▸ **DESCRIPTION OF THE TASK**
Please output every record exactly, keeping each line as it is.
==== THE INPUT
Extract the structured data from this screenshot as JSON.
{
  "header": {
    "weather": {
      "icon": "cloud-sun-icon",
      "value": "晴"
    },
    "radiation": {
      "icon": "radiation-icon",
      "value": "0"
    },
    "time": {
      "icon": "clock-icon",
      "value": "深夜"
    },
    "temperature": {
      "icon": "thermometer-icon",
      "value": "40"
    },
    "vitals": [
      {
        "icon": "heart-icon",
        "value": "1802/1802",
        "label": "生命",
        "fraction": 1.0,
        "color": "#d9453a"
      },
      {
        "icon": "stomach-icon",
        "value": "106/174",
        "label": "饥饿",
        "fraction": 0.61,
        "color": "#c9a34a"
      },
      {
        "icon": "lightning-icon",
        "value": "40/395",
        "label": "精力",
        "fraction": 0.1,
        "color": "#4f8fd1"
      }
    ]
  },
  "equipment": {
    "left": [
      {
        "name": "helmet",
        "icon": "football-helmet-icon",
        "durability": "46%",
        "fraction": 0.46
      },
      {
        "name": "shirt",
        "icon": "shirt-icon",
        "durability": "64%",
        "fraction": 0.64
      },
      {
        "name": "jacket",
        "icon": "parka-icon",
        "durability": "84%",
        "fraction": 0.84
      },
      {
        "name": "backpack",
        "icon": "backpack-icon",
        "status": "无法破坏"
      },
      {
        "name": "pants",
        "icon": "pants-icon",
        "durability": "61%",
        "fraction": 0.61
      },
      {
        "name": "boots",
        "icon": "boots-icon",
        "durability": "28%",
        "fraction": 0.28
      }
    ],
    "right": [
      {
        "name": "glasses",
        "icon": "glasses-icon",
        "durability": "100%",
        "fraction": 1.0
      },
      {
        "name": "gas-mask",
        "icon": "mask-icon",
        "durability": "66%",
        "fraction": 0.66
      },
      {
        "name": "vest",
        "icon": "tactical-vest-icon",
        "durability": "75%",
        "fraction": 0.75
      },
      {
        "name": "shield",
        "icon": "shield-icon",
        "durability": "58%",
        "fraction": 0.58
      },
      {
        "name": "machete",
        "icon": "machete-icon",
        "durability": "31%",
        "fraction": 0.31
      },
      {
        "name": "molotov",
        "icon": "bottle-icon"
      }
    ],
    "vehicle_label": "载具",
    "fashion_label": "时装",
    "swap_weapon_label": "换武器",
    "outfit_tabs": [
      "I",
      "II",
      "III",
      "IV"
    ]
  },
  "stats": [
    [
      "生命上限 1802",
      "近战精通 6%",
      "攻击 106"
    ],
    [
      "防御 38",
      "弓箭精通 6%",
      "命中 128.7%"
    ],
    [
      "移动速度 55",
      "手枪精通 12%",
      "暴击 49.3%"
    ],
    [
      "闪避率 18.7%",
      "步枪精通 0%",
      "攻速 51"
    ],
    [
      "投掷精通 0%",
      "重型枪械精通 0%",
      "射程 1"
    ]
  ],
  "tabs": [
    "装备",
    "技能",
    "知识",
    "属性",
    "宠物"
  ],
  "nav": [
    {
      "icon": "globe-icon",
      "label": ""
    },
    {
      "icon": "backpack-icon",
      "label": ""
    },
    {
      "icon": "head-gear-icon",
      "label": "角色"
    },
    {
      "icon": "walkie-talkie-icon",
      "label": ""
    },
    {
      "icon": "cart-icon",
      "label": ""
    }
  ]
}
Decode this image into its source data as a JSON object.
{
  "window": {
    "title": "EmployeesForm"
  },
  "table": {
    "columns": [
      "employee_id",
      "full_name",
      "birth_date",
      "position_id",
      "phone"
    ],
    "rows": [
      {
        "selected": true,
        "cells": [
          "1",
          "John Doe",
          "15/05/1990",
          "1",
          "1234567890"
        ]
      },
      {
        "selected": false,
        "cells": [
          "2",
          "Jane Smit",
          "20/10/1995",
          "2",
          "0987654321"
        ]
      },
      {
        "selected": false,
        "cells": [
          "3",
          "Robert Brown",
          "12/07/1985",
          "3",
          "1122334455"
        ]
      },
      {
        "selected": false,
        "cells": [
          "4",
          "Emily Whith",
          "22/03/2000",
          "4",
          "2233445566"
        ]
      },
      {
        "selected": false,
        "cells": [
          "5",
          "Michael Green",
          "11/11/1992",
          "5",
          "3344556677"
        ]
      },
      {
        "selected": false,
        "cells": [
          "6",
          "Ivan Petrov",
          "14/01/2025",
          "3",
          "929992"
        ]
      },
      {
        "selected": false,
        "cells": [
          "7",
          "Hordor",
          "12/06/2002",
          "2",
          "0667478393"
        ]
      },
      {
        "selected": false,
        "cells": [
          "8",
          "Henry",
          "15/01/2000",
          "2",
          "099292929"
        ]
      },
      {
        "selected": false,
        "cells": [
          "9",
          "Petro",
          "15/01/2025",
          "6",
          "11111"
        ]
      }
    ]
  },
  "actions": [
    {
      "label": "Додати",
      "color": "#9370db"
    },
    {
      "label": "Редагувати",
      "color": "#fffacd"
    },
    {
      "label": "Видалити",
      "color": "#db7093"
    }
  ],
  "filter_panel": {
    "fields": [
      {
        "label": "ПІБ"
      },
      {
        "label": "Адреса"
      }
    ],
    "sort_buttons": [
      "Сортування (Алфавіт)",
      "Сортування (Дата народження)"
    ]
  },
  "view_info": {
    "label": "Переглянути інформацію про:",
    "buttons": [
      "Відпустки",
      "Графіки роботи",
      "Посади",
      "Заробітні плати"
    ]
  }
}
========
▸ **EXERCISE RESPONSE**
Extract the structured data from this screenshot as JSON.
{
  "header": {
    "weather": {
      "icon": "cloud-sun-icon",
      "value": "晴"
    },
    "radiation": {
      "icon": "radiation-icon",
      "value": "0"
    },
    "time": {
      "icon": "clock-icon",
      "value": "深夜"
    },
    "temperature": {
      "icon": "thermometer-icon",
      "value": "40"
    },
    "vitals": [
      {
        "icon": "heart-icon",
        "value": "1802/1802",
        "label": "生命",
        "fraction": 1.0,
        "color": "#d9453a"
      },
      {
        "icon": "stomach-icon",
        "value": "106/174",
        "label": "饥饿",
        "fraction": 0.61,
        "color": "#c9a34a"
      },
      {
        "icon": "lightning-icon",
        "value": "40/395",
        "label": "精力",
        "fraction": 0.1,
        "color": "#4f8fd1"
      }
    ]
  },
  "equipment": {
    "left": [
      {
        "name": "helmet",
        "icon": "football-helmet-icon",
        "durability": "46%",
        "fraction": 0.46
      },
      {
        "name": "shirt",
        "icon": "shirt-icon",
        "durability": "64%",
        "fraction": 0.64
      },
      {
        "name": "jacket",
        "icon": "parka-icon",
        "durability": "84%",
        "fraction": 0.84
      },
      {
        "name": "backpack",
        "icon": "backpack-icon",
        "status": "无法破坏"
      },
      {
        "name": "pants",
        "icon": "pants-icon",
        "durability": "61%",
        "fraction": 0.61
      },
      {
        "name": "boots",
        "icon": "boots-icon",
        "durability": "28%",
        "fraction": 0.28
      }
    ],
    "right": [
      {
        "name": "glasses",
        "icon": "glasses-icon",
        "durability": "100%",
        "fraction": 1.0
      },
      {
        "name": "gas-mask",
        "icon": "mask-icon",
        "durability": "66%",
        "fraction": 0.66
      },
      {
        "name": "vest",
        "icon": "tactical-vest-icon",
        "durability": "75%",
        "fraction": 0.75
      },
      {
        "name": "shield",
        "icon": "shield-icon",
        "durability": "58%",
        "fraction": 0.58
      },
      {
        "name": "machete",
        "icon": "machete-icon",
        "durability": "31%",
        "fraction": 0.31
      },
      {
        "name": "molotov",
        "icon": "bottle-icon"
      }
    ],
    "vehicle_label": "载具",
    "fashion_label": "时装",
    "swap_weapon_label": "换武器",
    "outfit_tabs": [
      "I",
      "II",
      "III",
      "IV"
    ]
  },
  "stats": [
    [
      "生命上限 1802",
      "近战精通 6%",
      "攻击 106"
    ],
    [
      "防御 38",
      "弓箭精通 6%",
      "命中 128.7%"
    ],
    [
      "移动速度 55",
      "手枪精通 12%",
      "暴击 49.3%"
    ],
    [
      "闪避率 18.7%",
      "步枪精通 0%",
      "攻速 51"
    ],
    [
      "投掷精通 0%",
      "重型枪械精通 0%",
      "射程 1"
    ]
  ],
  "tabs": [
    "装备",
    "技能",
    "知识",
    "属性",
    "宠物"
  ],
  "nav": [
    {
      "icon": "globe-icon",
      "label": ""
    },
    {
      "icon": "backpack-icon",
      "label": ""
    },
    {
      "icon": "head-gear-icon",
      "label": "角色"
    },
    {
      "icon": "walkie-talkie-icon",
      "label": ""
    },
    {
      "icon": "cart-icon",
      "label": ""
    }
  ]
}
Decode this image into its source data as a JSON object.
{
  "window": {
    "title": "EmployeesForm"
  },
  "table": {
    "columns": [
      "employee_id",
      "full_name",
      "birth_date",
      "position_id",
      "phone"
    ],
    "rows": [
      {
        "selected": true,
        "cells": [
          "1",
          "John Doe",
          "15/05/1990",
          "1",
          "1234567890"
        ]
      },
      {
        "selected": false,
        "cells": [
          "2",
          "Jane Smit",
          "20/10/1995",
          "2",
          "0987654321"
        ]
      },
      {
        "selected": false,
        "cells": [
          "3",
          "Robert Brown",
          "12/07/1985",
          "3",
          "1122334455"
        ]
      },
      {
        "selected": false,
        "cells": [
          "4",
          "Emily Whith",
          "22/03/2000",
          "4",
          "2233445566"
        ]
      },
      {
        "selected": false,
        "cells": [
          "5",
          "Michael Green",
          "11/11/1992",
          "5",
          "3344556677"
        ]
      },
      {
        "selected": false,
        "cells": [
          "6",
          "Ivan Petrov",
          "14/01/2025",
          "3",
          "929992"
        ]
      },
      {
        "selected": false,
        "cells": [
          "7",
          "Hordor",
          "12/06/2002",
          "2",
          "0667478393"
        ]
      },
      {
        "selected": false,
        "cells": [
          "8",
          "Henry",
          "15/01/2000",
          "2",
          "099292929"
        ]
      },
      {
        "selected": false,
        "cells": [
          "9",
          "Petro",
          "15/01/2025",
          "6",
          "11111"
        ]
      }
    ]
  },
  "actions": [
    {
      "label": "Додати",
      "color": "#9370db"
    },
    {
      "label": "Редагувати",
      "color": "#fffacd"
    },
    {
      "label": "Видалити",
      "color": "#db7093"
    }
  ],
  "filter_panel": {
    "fields": [
      {
        "label": "ПІБ"
      },
      {
        "label": "Адреса"
      }
    ],
    "sort_buttons": [
      "Сортування (Алфавіт)",
      "Сортування (Дата народження)"
    ]
  },
  "view_info": {
    "label": "Переглянути інформацію про:",
    "buttons": [
      "Відпустки",
      "Графіки роботи",
      "Посади",
      "Заробітні плати"
    ]
  }
}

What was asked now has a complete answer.